WHAT TO DO:
Go through the listing below and gather every line with the word "heading".

EXERCISE INPUT:
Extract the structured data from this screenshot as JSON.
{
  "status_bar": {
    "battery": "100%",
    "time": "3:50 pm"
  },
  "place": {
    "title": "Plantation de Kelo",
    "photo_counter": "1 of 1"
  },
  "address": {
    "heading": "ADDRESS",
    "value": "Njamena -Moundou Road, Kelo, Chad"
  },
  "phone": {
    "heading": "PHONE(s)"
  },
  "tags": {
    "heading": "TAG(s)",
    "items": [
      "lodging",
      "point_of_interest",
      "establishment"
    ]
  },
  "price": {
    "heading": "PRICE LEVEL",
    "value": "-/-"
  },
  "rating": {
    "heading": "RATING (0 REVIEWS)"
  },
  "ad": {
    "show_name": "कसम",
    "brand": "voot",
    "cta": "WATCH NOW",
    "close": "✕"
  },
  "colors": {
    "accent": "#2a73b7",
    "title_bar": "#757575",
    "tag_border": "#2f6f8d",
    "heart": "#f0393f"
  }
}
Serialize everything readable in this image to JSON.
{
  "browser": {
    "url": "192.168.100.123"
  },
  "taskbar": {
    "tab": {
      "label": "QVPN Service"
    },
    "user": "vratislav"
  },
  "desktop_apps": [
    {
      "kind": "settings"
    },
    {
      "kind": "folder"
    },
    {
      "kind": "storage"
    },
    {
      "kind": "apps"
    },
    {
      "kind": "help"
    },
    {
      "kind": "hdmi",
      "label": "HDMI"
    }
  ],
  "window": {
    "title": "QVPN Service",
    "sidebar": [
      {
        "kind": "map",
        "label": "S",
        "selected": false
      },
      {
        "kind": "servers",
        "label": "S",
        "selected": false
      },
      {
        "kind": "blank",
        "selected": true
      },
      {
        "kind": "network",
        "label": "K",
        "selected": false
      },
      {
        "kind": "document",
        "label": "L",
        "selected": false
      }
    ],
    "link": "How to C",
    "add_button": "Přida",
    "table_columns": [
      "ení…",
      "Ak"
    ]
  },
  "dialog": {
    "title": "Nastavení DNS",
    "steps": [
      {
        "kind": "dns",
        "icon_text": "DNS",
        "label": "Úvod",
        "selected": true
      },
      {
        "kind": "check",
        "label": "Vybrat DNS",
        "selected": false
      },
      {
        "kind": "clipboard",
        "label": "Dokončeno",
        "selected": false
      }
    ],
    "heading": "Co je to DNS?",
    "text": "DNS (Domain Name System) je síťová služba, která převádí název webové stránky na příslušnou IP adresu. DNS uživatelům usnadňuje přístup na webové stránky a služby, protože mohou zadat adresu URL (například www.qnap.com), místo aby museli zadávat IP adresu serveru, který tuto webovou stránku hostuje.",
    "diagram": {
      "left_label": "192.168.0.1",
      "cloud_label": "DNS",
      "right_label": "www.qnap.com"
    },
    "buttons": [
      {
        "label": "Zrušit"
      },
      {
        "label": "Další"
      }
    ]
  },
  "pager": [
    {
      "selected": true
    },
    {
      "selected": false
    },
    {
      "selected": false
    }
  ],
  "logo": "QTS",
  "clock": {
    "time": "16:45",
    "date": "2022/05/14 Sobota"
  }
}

EXPECTED ANSWER:
    "heading": "ADDRESS",
    "heading": "PHONE(s)"
    "heading": "TAG(s)",
    "heading": "PRICE LEVEL",
    "heading": "RATING (0 REVIEWS)"
    "heading": "Co je to DNS?",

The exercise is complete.